Data records for software interfaces:

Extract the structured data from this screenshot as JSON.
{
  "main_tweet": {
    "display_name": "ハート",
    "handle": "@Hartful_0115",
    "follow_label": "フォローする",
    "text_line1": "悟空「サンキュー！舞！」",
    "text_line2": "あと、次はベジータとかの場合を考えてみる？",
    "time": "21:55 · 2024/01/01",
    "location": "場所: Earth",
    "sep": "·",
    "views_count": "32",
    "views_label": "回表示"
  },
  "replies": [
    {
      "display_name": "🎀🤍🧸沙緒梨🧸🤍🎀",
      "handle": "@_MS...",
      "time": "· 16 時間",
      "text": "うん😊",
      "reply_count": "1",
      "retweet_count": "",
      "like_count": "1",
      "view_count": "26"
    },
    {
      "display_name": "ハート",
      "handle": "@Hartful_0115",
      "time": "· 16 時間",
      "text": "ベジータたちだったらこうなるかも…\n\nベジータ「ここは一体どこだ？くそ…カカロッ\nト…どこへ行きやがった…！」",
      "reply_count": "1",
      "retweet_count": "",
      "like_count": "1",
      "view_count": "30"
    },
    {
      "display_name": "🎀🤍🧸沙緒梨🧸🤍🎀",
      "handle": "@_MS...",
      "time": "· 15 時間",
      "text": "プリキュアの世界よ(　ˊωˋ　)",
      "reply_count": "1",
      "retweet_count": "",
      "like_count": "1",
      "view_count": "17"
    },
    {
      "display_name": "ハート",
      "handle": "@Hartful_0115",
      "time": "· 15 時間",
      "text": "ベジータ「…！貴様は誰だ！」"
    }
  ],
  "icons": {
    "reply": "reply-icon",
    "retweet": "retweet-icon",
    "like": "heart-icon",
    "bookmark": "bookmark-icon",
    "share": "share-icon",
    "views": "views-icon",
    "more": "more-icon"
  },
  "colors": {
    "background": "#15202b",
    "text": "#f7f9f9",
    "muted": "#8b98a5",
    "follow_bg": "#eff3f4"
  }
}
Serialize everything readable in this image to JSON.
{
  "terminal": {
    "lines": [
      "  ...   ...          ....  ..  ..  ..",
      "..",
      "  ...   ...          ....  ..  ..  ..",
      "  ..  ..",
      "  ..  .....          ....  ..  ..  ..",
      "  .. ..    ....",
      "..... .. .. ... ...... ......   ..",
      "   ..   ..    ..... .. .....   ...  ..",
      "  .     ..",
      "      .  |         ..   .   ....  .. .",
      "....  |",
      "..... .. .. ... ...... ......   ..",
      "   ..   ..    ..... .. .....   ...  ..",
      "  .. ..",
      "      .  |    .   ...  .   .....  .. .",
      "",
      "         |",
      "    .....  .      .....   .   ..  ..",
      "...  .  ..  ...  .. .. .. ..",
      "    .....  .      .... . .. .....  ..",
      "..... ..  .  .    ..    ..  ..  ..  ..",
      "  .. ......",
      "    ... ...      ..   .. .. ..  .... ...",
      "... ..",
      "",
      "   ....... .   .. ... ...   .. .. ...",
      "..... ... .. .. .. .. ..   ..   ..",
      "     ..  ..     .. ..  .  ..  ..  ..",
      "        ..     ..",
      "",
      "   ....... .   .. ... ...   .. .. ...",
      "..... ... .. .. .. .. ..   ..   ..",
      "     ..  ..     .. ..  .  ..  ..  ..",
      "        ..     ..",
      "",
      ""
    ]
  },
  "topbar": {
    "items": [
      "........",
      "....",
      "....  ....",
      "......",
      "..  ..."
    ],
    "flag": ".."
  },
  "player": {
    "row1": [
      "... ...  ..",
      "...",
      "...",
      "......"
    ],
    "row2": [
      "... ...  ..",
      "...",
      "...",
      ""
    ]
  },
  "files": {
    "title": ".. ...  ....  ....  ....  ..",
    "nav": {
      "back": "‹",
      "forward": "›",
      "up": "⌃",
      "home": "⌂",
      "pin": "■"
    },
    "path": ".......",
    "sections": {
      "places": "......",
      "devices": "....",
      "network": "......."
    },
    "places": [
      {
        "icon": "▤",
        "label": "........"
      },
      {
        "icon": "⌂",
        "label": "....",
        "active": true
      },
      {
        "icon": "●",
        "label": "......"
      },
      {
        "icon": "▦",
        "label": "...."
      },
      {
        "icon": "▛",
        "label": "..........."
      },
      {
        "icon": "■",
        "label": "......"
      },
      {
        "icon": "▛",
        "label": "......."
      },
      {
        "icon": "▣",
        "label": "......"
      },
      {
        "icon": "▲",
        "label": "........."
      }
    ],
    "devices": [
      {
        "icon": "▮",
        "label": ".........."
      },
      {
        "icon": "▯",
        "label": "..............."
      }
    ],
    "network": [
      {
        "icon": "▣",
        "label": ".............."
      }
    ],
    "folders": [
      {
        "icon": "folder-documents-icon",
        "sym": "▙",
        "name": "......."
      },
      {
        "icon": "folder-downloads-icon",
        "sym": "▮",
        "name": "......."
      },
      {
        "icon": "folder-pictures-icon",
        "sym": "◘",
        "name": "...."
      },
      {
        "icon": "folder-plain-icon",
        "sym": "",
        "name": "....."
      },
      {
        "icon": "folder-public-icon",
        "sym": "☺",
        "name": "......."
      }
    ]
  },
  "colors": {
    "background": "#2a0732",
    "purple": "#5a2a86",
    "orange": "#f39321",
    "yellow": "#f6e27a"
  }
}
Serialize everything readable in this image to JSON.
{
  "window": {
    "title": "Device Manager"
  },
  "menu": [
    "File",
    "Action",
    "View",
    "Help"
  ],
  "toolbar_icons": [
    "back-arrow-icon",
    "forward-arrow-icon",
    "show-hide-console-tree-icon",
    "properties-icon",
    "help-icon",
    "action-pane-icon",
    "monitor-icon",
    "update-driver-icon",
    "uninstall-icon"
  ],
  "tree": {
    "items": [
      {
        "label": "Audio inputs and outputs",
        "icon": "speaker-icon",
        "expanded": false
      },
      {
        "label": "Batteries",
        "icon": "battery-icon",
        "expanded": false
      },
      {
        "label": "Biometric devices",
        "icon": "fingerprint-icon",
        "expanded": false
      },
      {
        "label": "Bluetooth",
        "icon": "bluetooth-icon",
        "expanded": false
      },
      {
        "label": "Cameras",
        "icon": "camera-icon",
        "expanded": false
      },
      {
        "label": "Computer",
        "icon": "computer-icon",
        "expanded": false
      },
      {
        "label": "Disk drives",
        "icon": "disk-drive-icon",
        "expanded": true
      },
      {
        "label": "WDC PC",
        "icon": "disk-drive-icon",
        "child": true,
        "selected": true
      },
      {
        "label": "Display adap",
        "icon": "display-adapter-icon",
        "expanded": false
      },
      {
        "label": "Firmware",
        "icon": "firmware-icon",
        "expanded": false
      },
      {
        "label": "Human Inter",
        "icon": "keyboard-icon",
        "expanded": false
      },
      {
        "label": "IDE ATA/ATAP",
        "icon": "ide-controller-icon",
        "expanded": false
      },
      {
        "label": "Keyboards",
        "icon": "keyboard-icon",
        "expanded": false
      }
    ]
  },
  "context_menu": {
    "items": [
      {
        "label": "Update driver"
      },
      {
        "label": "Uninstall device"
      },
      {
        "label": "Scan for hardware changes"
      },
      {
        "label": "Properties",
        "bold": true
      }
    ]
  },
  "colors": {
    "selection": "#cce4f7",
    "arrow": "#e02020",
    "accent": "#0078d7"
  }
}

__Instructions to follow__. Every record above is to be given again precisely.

__Answer space__.
Extract the structured data from this screenshot as JSON.
{
  "main_tweet": {
    "display_name": "ハート",
    "handle": "@Hartful_0115",
    "follow_label": "フォローする",
    "text_line1": "悟空「サンキュー！舞！」",
    "text_line2": "あと、次はベジータとかの場合を考えてみる？",
    "time": "21:55 · 2024/01/01",
    "location": "場所: Earth",
    "sep": "·",
    "views_count": "32",
    "views_label": "回表示"
  },
  "replies": [
    {
      "display_name": "🎀🤍🧸沙緒梨🧸🤍🎀",
      "handle": "@_MS...",
      "time": "· 16 時間",
      "text": "うん😊",
      "reply_count": "1",
      "retweet_count": "",
      "like_count": "1",
      "view_count": "26"
    },
    {
      "display_name": "ハート",
      "handle": "@Hartful_0115",
      "time": "· 16 時間",
      "text": "ベジータたちだったらこうなるかも…\n\nベジータ「ここは一体どこだ？くそ…カカロッ\nト…どこへ行きやがった…！」",
      "reply_count": "1",
      "retweet_count": "",
      "like_count": "1",
      "view_count": "30"
    },
    {
      "display_name": "🎀🤍🧸沙緒梨🧸🤍🎀",
      "handle": "@_MS...",
      "time": "· 15 時間",
      "text": "プリキュアの世界よ(　ˊωˋ　)",
      "reply_count": "1",
      "retweet_count": "",
      "like_count": "1",
      "view_count": "17"
    },
    {
      "display_name": "ハート",
      "handle": "@Hartful_0115",
      "time": "· 15 時間",
      "text": "ベジータ「…！貴様は誰だ！」"
    }
  ],
  "icons": {
    "reply": "reply-icon",
    "retweet": "retweet-icon",
    "like": "heart-icon",
    "bookmark": "bookmark-icon",
    "share": "share-icon",
    "views": "views-icon",
    "more": "more-icon"
  },
  "colors": {
    "background": "#15202b",
    "text": "#f7f9f9",
    "muted": "#8b98a5",
    "follow_bg": "#eff3f4"
  }
}
Serialize everything readable in this image to JSON.
{
  "terminal": {
    "lines": [
      "  ...   ...          ....  ..  ..  ..",
      "..",
      "  ...   ...          ....  ..  ..  ..",
      "  ..  ..",
      "  ..  .....          ....  ..  ..  ..",
      "  .. ..    ....",
      "..... .. .. ... ...... ......   ..",
      "   ..   ..    ..... .. .....   ...  ..",
      "  .     ..",
      "      .  |         ..   .   ....  .. .",
      "....  |",
      "..... .. .. ... ...... ......   ..",
      "   ..   ..    ..... .. .....   ...  ..",
      "  .. ..",
      "      .  |    .   ...  .   .....  .. .",
      "",
      "         |",
      "    .....  .      .....   .   ..  ..",
      "...  .  ..  ...  .. .. .. ..",
      "    .....  .      .... . .. .....  ..",
      "..... ..  .  .    ..    ..  ..  ..  ..",
      "  .. ......",
      "    ... ...      ..   .. .. ..  .... ...",
      "... ..",
      "",
      "   ....... .   .. ... ...   .. .. ...",
      "..... ... .. .. .. .. ..   ..   ..",
      "     ..  ..     .. ..  .  ..  ..  ..",
      "        ..     ..",
      "",
      "   ....... .   .. ... ...   .. .. ...",
      "..... ... .. .. .. .. ..   ..   ..",
      "     ..  ..     .. ..  .  ..  ..  ..",
      "        ..     ..",
      "",
      ""
    ]
  },
  "topbar": {
    "items": [
      "........",
      "....",
      "....  ....",
      "......",
      "..  ..."
    ],
    "flag": ".."
  },
  "player": {
    "row1": [
      "... ...  ..",
      "...",
      "...",
      "......"
    ],
    "row2": [
      "... ...  ..",
      "...",
      "...",
      ""
    ]
  },
  "files": {
    "title": ".. ...  ....  ....  ....  ..",
    "nav": {
      "back": "‹",
      "forward": "›",
      "up": "⌃",
      "home": "⌂",
      "pin": "■"
    },
    "path": ".......",
    "sections": {
      "places": "......",
      "devices": "....",
      "network": "......."
    },
    "places": [
      {
        "icon": "▤",
        "label": "........"
      },
      {
        "icon": "⌂",
        "label": "....",
        "active": true
      },
      {
        "icon": "●",
        "label": "......"
      },
      {
        "icon": "▦",
        "label": "...."
      },
      {
        "icon": "▛",
        "label": "..........."
      },
      {
        "icon": "■",
        "label": "......"
      },
      {
        "icon": "▛",
        "label": "......."
      },
      {
        "icon": "▣",
        "label": "......"
      },
      {
        "icon": "▲",
        "label": "........."
      }
    ],
    "devices": [
      {
        "icon": "▮",
        "label": ".........."
      },
      {
        "icon": "▯",
        "label": "..............."
      }
    ],
    "network": [
      {
        "icon": "▣",
        "label": ".............."
      }
    ],
    "folders": [
      {
        "icon": "folder-documents-icon",
        "sym": "▙",
        "name": "......."
      },
      {
        "icon": "folder-downloads-icon",
        "sym": "▮",
        "name": "......."
      },
      {
        "icon": "folder-pictures-icon",
        "sym": "◘",
        "name": "...."
      },
      {
        "icon": "folder-plain-icon",
        "sym": "",
        "name": "....."
      },
      {
        "icon": "folder-public-icon",
        "sym": "☺",
        "name": "......."
      }
    ]
  },
  "colors": {
    "background": "#2a0732",
    "purple": "#5a2a86",
    "orange": "#f39321",
    "yellow": "#f6e27a"
  }
}
Serialize everything readable in this image to JSON.
{
  "window": {
    "title": "Device Manager"
  },
  "menu": [
    "File",
    "Action",
    "View",
    "Help"
  ],
  "toolbar_icons": [
    "back-arrow-icon",
    "forward-arrow-icon",
    "show-hide-console-tree-icon",
    "properties-icon",
    "help-icon",
    "action-pane-icon",
    "monitor-icon",
    "update-driver-icon",
    "uninstall-icon"
  ],
  "tree": {
    "items": [
      {
        "label": "Audio inputs and outputs",
        "icon": "speaker-icon",
        "expanded": false
      },
      {
        "label": "Batteries",
        "icon": "battery-icon",
        "expanded": false
      },
      {
        "label": "Biometric devices",
        "icon": "fingerprint-icon",
        "expanded": false
      },
      {
        "label": "Bluetooth",
        "icon": "bluetooth-icon",
        "expanded": false
      },
      {
        "label": "Cameras",
        "icon": "camera-icon",
        "expanded": false
      },
      {
        "label": "Computer",
        "icon": "computer-icon",
        "expanded": false
      },
      {
        "label": "Disk drives",
        "icon": "disk-drive-icon",
        "expanded": true
      },
      {
        "label": "WDC PC",
        "icon": "disk-drive-icon",
        "child": true,
        "selected": true
      },
      {
        "label": "Display adap",
        "icon": "display-adapter-icon",
        "expanded": false
      },
      {
        "label": "Firmware",
        "icon": "firmware-icon",
        "expanded": false
      },
      {
        "label": "Human Inter",
        "icon": "keyboard-icon",
        "expanded": false
      },
      {
        "label": "IDE ATA/ATAP",
        "icon": "ide-controller-icon",
        "expanded": false
      },
      {
        "label": "Keyboards",
        "icon": "keyboard-icon",
        "expanded": false
      }
    ]
  },
  "context_menu": {
    "items": [
      {
        "label": "Update driver"
      },
      {
        "label": "Uninstall device"
      },
      {
        "label": "Scan for hardware changes"
      },
      {
        "label": "Properties",
        "bold": true
      }
    ]
  },
  "colors": {
    "selection": "#cce4f7",
    "arrow": "#e02020",
    "accent": "#0078d7"
  }
}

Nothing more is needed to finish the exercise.